This film was surly something. The opening and closing scene of this film insures that it would had never been play at a multi-plex near you. Battle in Heaven is a curious piece by Mexican director Carlos Reygadas. Sexually explicit, but largely unerotic, Reygadas explores the human body with a stark realism that isn't always easy on the eye and these actors are real people,...... and it shows.
In this story we have Marco (Marcos Hernandez) who has been a chauffeur for a General of the Army for fifteen years. His unnamed wife (Bertha Ruiz) hawks alarm clocks and pastry in a metro station. Both are middle-aged, unattractive, and overweight, the antithesis of Hollywood glamor. The film is framed by sexual acts, and explicitly realistic Dumont-like sex is sprinkled throughout, apparently designed to tweak our level of comfort rather than turn us on. As part of his job, Marcos chauffeurs the elite General's rebellious young daughter Ana (Anapola Mushkadiz) around town and he is the only one who knows about her secret life, turning tricks in a brothel. To clear the air and perhaps to receive some of her favors, Marcos admits to her that he and his wife kidnapped the baby of a friend and that the baby died accidentally.
Transcending racial taboos and class differences, Ana agrees to have sex with her driver but tells him to turn himself in to the police. Persuaded by his wife, however, he decides to wait until after the procession of Catholics to the shrine of the Lady of Guadeloupe.

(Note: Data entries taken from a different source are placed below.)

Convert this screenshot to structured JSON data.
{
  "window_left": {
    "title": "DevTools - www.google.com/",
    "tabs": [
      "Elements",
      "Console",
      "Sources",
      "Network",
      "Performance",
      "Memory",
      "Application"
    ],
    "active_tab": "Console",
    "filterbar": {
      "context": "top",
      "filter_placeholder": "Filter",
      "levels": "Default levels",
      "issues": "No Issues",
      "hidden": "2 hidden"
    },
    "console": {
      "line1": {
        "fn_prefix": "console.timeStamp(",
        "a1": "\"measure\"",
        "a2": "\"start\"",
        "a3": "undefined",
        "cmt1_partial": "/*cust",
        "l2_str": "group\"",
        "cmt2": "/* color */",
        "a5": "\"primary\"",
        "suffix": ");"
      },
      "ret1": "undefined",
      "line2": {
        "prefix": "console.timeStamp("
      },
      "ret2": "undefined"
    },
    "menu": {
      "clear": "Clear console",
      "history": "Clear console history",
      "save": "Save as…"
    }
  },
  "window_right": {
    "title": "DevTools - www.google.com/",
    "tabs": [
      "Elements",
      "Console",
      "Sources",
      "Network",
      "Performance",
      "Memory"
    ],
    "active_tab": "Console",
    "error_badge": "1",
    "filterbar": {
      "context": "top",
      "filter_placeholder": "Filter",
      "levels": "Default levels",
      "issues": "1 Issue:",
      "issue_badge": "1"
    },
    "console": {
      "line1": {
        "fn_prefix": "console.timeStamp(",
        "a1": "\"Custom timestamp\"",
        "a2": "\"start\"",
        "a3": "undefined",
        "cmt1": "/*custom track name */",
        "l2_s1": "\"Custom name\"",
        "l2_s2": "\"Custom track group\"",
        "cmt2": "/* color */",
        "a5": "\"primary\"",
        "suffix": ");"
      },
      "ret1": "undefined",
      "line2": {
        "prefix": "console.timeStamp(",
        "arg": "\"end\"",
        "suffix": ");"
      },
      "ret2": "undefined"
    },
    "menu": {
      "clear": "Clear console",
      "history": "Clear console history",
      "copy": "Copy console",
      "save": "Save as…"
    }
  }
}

Reygadas challenges our visual ideals about screen sex by zooming in on Marcos's flabby physique and his wife's pimpled, varicose veined flesh. There's no getting around the fact that neither of them were at the front of the queue when good looks were given out, and in many respects Reygadas has done something unique here with the sex scenes. But the end result of his experimentation serves as a distraction from the principle story and only adds to the alienation we're already beginning to feel towards his expressionless, unfathomable characters. They're totally lifeless and did not even engage me at all. I found myself wondering how much time had passed and wishing for shots to complete rather than watching the same shot for the next ten to fifteen seconds. A feeling I felt once before with The House of Mirth.
The music was sort of interesting and I read that the director spent 7 weeks just on the sound. My guess, two weeks on the rest of the film. Personally this film could of been told in under thirty minutes. The rest comprises of long, slow moving shots of people walking, standing, corridors, buildings, scenery, and non too erotic sex. Now when I talk about slow shots, I am talking about a five to ten second slow pan showing a character turn their head one way, followed by another long shot of their head turning the other way and the camera turning again. Or the excruciating scenes of characters just standing and looking. It was difficult to wait for the camera to catch up. The movie needed so much more editing, as it stand it would bring it down to a short, but there were many aspects of the story that could have actually been attempted to be explored on screen, even in a minimalist way. You better off watching another Mexican films like "Lolo," "Vera," "Japon," Pulque's Song" or a favorite of mine "Amores Perros."